Pope John XXIII’s 1963 encyclical, Pacem in Terris, is an influential document that continues to influence public policy. Accordingly, The Center for Social Concerns (CSC) selected the Blessed Pope’s encyclical to be the focus of its “Forum 2012-13: A More Perfect Union.” This year’s forum began with a panel discussion entitled “From Battleground to Common Ground.”
The panel discussion was moderated by Arts and Letters Dean John McGreevy and featured three university faculty members – Dr. Margie Pfeil, Assistant Professor of Theology, Dr. John Duffy, Associate Professor of English, and Dr. Daniel Philpott, Associate Professor of Political Science. More specifically, the discussion was designed to “introduce Pacem in Terris and its implications for civil discourse today, challenging the campus community to engage in respectful dialogue and shared action on issues about which they care deeply.”
Pfeil explained that Pope John XXIII was not only a theorist, but a true advocate for peace. In addition to enabling the “progressive talk on religious freedom” that largely shaped the writings of the United States Bishops during the Vietnam War, “Pope John XXIII served as an intermediary in the Cuban Missile Crisis,” Pfiel remarked. The action was a symbol of his vision for peace. It was clear that the Blessed Pope, Pfiel explained, possessed a “vision of the good.”

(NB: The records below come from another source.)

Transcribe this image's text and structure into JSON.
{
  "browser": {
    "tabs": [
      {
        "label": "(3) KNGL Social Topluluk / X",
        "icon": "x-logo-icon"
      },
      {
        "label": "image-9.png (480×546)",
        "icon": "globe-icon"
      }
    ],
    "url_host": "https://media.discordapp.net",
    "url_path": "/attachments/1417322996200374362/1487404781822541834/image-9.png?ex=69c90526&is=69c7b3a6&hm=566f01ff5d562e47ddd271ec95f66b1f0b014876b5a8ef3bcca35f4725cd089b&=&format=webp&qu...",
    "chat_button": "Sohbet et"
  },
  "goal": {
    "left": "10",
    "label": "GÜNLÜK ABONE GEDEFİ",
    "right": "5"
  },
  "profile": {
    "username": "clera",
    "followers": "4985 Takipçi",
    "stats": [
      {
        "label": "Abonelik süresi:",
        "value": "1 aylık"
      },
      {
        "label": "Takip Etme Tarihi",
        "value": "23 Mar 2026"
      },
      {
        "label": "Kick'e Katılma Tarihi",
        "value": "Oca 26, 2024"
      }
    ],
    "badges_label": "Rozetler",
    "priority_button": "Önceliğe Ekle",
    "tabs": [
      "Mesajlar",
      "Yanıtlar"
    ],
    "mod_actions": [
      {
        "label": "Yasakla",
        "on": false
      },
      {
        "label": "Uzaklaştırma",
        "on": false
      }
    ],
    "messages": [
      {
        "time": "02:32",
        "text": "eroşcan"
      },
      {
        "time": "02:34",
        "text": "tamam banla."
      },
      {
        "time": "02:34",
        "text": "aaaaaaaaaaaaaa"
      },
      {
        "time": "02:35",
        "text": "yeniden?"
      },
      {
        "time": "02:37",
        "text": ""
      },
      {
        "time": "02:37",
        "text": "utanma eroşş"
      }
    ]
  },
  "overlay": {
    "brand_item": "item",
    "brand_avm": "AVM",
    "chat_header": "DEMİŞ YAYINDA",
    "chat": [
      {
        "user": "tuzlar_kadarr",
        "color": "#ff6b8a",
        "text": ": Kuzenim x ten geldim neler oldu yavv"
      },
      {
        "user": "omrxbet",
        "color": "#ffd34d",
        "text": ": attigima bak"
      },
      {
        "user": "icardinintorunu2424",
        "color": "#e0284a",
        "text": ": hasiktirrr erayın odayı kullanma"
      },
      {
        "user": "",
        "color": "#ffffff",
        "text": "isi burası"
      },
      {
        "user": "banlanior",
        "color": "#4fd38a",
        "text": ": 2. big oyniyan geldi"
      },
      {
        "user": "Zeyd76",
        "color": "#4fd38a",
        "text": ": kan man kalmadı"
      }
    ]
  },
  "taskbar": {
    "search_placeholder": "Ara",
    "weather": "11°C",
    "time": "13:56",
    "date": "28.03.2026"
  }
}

Pfiel commented on the actual significance of the encyclical itself. Pacem in Terris stems from Pope John XXIII’s belief in the correlation of rights and duties; concurrently, “following this document, you see a flurry of human rights activity around the world,” Pfiel commented. The Blessed Pope benefited by utilizing a positive, inclusive dialogue. In response to a reign of fear, he offered an “antidote” of trust and love rooted in faith,” Pfiel remarked.
Continuing the discussion, Duffy explained the current state of “how we raise our voices.”
“We are in a crisis of public discourse,” Duffy explained. Today’s political discourse projects an “absence of deliberative language” and is a “form of entertainment” and “a corporate product.”
Evoking the smear campaigns utilized against former president Andrew Jackson, Duffy reminded the audience that the “crisis” is not a new phenomenon; however, current technology enables us to “hurl these accusations.” “Poison has always been with us,” Duffy argued, but “the means of hurling it has changed.”
That said, Duffy did not present an entirely grim forecast. He explained that “Notre Dame is, in a sense, the ideal place to begin to rebuild a better public discourse.” In many ways, Notre Dame students and faculty live a life resembling Plato’s academies, a place where “we pursue knowledge.”
Expanding upon his predecessors, Philpott explained that the religiously-derived process of reconciliation provides a potential remedy to the current state of public discourse.
“Religion may have fueled war in early Europe,” Philpott said, “but it was also at the forefront of the abolition movement, the civil rights movement, the Reverend Martin Luther King’s movements.”
However, Philpott explained that King’s writings in A Letter from a Birmingham Jail can actually complicate the healing process – reconciliation includes not only forgiveness but also justice; concurrently, Philpott encouraged imitating South African President Nelson Mandela’s actions following the alleviation of apartheid. Philpott praised the South African leader and for leading a transition that was completed in staunch “contrast to takeovers where victors rule with an iron fist and the defeated are shot or tortured.”
Summarizing, Philpott encouraged society not to stop arguing, but to follow Dr. King’s example and pursue its arguments with an invitation to the “beloved community.”
Scott Englert a senior political science and economics major who enjoyed the 20-17 victory over Purdue and hopes for another win in East Lansing this weekend. Contact him at firstname.lastname@example.org